* [DESCRIPTION OF THE TASK]
Please copy out the entries exactly, skipping any pictures.

* [RECORD EXTRACTS]
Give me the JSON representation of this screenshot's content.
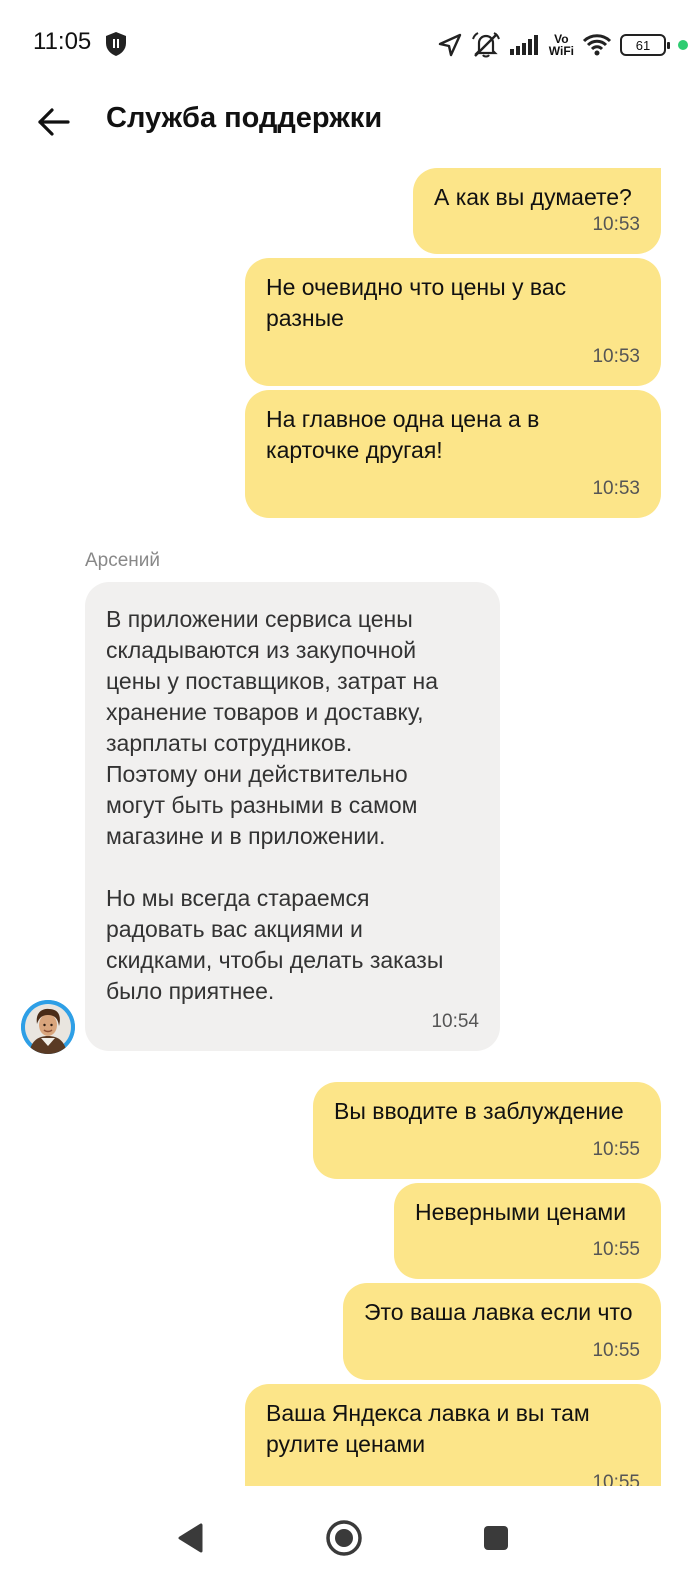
{
  "status_bar": {
    "time": "11:05",
    "vowifi_top": "Vo",
    "vowifi_bottom": "WiFi",
    "battery": "61",
    "dot_color": "#2ecc71"
  },
  "header": {
    "title": "Служба поддержки"
  },
  "chat": {
    "sender_name": "Арсений",
    "messages": [
      {
        "direction": "out",
        "text": "А как вы думаете?",
        "time": "10:53"
      },
      {
        "direction": "out",
        "text": "Не очевидно что цены у вас\nразные",
        "time": "10:53"
      },
      {
        "direction": "out",
        "text": "На главное одна цена а в\nкарточке другая!",
        "time": "10:53"
      },
      {
        "direction": "in",
        "text": "В приложении сервиса цены\nскладываются из закупочной\nцены у поставщиков, затрат на\nхранение товаров и доставку,\nзарплаты сотрудников.\nПоэтому они действительно\nмогут быть разными в самом\nмагазине и в приложении.\n\nНо мы всегда стараемся\nрадовать вас акциями и\nскидками, чтобы делать заказы\nбыло приятнее.",
        "time": "10:54"
      },
      {
        "direction": "out",
        "text": "Вы вводите в заблуждение",
        "time": "10:55"
      },
      {
        "direction": "out",
        "text": "Неверными ценами",
        "time": "10:55"
      },
      {
        "direction": "out",
        "text": "Это ваша лавка если что",
        "time": "10:55"
      },
      {
        "direction": "out",
        "text": "Ваша Яндекса лавка и вы там\nрулите ценами",
        "time": "10:55"
      }
    ]
  },
  "colors": {
    "outgoing_bubble": "#fce589",
    "incoming_bubble": "#f1f0ef",
    "avatar_ring": "#2e9fe6"
  }
}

* [TASK RESULT]
Give me the JSON representation of this screenshot's content.
{
  "status_bar": {
    "time": "11:05",
    "vowifi_top": "Vo",
    "vowifi_bottom": "WiFi",
    "battery": "61",
    "dot_color": "#2ecc71"
  },
  "header": {
    "title": "Служба поддержки"
  },
  "chat": {
    "sender_name": "Арсений",
    "messages": [
      {
        "direction": "out",
        "text": "А как вы думаете?",
        "time": "10:53"
      },
      {
        "direction": "out",
        "text": "Не очевидно что цены у вас\nразные",
        "time": "10:53"
      },
      {
        "direction": "out",
        "text": "На главное одна цена а в\nкарточке другая!",
        "time": "10:53"
      },
      {
        "direction": "in",
        "text": "В приложении сервиса цены\nскладываются из закупочной\nцены у поставщиков, затрат на\nхранение товаров и доставку,\nзарплаты сотрудников.\nПоэтому они действительно\nмогут быть разными в самом\nмагазине и в приложении.\n\nНо мы всегда стараемся\nрадовать вас акциями и\nскидками, чтобы делать заказы\nбыло приятнее.",
        "time": "10:54"
      },
      {
        "direction": "out",
        "text": "Вы вводите в заблуждение",
        "time": "10:55"
      },
      {
        "direction": "out",
        "text": "Неверными ценами",
        "time": "10:55"
      },
      {
        "direction": "out",
        "text": "Это ваша лавка если что",
        "time": "10:55"
      },
      {
        "direction": "out",
        "text": "Ваша Яндекса лавка и вы там\nрулите ценами",
        "time": "10:55"
      }
    ]
  },
  "colors": {
    "outgoing_bubble": "#fce589",
    "incoming_bubble": "#f1f0ef",
    "avatar_ring": "#2e9fe6"
  }
}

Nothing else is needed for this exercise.